But for now, the model was fit in GPstuff. And here’s the GPstuff code for various versions of the model (maybe not quite the one fit above).
P.S. The movie Friday the 13th and its sequels were supposed to be really bad—I never actually saw any of them myself, despite being in the target audience—but I just read the wikipedia article for the series, and it’s fascinating. Just for example:
When Harry Manfredini began working on the musical score for the 1980 film, the decision was made to play the music only alongside the killer so as not to trick the audience into believing that the killer was around during moments that they were not supposed to be. Manfredini explains that the lack of music for certain scenes was deliberate: “There’s a scene where one of the girls […] is setting up the archery area […] One of the guys shoots an arrow into the target and just misses her. It’s a huge scare, but if you notice, there’s no music. That was a choice.” Manfredini also noted that when something was about to happen, the music would cut off so that the audience would relax a bit, which allowed the scare to become more effective.
Since Mrs. Voorhees, the killer in the original Friday the 13th, does not show up until the final reel of the film, Manfredini had the job of creating a score that would represent the killer in her absence. Manfredini was inspired by the 1975 film Jaws, where the shark is not seen for the majority of the film, but the motif created by John Williams cued the audience as to when the shark was present during scenes and unseen.
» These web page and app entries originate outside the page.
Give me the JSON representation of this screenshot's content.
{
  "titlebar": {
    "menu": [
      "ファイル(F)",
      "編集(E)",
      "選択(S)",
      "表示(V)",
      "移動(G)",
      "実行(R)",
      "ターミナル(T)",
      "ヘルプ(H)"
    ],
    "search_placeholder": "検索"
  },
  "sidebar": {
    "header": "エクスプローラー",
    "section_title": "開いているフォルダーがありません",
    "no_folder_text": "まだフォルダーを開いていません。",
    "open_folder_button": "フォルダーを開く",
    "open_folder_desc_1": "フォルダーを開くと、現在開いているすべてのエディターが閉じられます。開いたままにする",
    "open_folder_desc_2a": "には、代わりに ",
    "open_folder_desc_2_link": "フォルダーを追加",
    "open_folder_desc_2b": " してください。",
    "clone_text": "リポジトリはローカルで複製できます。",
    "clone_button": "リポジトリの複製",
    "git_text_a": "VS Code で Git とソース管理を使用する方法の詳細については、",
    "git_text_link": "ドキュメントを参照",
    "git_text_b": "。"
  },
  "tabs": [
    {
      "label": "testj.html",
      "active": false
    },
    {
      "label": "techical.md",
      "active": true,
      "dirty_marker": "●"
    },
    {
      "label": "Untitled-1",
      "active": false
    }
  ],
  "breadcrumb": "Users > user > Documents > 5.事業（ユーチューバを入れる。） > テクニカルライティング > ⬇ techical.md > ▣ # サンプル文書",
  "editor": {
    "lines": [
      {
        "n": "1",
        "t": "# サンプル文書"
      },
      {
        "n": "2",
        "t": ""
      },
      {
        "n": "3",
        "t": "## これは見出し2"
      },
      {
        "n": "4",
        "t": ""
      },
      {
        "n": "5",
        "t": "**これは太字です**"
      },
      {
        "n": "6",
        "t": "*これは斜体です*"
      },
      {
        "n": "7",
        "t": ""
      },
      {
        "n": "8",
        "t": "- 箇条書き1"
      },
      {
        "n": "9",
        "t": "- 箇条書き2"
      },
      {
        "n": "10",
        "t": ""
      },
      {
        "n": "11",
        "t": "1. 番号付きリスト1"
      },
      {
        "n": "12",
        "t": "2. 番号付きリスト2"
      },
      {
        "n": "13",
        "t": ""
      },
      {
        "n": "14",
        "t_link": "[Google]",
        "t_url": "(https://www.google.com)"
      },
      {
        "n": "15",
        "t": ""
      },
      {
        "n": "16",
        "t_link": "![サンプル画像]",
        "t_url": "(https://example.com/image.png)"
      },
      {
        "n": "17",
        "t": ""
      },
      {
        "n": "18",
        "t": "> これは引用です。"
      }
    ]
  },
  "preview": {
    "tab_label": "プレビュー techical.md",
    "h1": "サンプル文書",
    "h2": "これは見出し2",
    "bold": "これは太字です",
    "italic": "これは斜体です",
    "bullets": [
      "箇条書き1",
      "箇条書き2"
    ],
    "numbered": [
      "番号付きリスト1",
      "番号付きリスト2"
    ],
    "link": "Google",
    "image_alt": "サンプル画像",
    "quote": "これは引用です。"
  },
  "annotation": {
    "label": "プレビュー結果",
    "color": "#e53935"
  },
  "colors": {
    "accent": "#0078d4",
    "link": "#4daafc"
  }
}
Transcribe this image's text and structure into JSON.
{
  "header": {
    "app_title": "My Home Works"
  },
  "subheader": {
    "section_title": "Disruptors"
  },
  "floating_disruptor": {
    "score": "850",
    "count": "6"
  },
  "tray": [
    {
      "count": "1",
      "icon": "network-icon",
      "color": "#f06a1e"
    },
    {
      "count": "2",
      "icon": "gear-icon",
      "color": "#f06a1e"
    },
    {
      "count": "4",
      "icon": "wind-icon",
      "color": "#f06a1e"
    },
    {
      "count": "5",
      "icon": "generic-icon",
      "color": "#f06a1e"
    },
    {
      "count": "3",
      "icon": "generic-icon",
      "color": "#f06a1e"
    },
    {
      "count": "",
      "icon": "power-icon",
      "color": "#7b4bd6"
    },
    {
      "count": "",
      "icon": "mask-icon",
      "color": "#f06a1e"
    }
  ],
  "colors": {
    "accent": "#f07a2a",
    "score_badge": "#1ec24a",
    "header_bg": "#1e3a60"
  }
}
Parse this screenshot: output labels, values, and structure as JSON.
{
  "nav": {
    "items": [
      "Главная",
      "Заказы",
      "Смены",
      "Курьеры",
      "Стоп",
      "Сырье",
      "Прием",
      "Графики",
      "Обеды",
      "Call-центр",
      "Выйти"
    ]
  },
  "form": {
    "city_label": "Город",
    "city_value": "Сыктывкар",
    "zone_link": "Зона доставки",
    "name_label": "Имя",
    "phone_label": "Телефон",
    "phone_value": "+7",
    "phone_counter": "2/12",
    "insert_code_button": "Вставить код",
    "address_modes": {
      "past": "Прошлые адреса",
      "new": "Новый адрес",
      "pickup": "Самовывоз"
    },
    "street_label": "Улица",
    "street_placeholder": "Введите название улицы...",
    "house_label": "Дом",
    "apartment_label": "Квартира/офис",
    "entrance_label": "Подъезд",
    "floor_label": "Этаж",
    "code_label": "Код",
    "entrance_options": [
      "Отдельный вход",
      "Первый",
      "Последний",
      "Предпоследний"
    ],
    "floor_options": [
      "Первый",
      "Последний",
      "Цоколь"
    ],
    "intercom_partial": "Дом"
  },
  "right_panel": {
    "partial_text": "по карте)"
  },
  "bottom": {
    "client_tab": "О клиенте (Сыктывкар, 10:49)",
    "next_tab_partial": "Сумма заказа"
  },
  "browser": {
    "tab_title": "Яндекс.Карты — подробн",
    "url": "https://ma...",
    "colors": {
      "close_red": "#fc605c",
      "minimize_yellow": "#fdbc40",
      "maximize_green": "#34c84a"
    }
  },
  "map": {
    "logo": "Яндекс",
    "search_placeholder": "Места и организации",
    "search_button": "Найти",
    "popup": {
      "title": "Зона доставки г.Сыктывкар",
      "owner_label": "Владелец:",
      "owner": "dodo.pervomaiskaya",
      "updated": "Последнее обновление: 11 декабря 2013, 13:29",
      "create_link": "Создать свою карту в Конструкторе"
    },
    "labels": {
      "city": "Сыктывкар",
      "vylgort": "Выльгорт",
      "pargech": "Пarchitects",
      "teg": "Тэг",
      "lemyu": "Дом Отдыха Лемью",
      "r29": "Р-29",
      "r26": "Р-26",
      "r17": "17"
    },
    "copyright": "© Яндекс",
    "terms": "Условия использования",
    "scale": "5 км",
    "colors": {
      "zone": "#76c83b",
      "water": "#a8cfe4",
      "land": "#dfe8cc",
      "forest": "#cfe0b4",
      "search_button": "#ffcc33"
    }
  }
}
While listening to a piece of Krzysztof Penderecki music, which contained a chorus with “striking pronunciations”, Manfredini was inspired to recreate a similar sound for Friday the 13th. He came up with the sound “ki ki ki, ma ma ma”, based on the line “Kill her mommy!”, which Mrs. Voorhees recites repeatedly in the final reel. The “ki” comes from “kill”, and the “ma” from “mommy”. To achieve the unique sound he wanted for the film, Manfredini spoke the two words “harshly, distinctly, and rhythmically into a microphone” and ran them into an echo reverberation machine. Manfredini finished the original score after a few weeks and recorded it in a friend’s basement. Victor Miller and assistant editor Jay Keuper have commented on how memorable the music is, with Keuper describing it as “iconographic”. Manfredini makes note of the mispronunciation of the sounds: “Everybody thinks it’s cha, cha, cha. I’m like, ‘Cha, cha, cha’? What are you talking about?”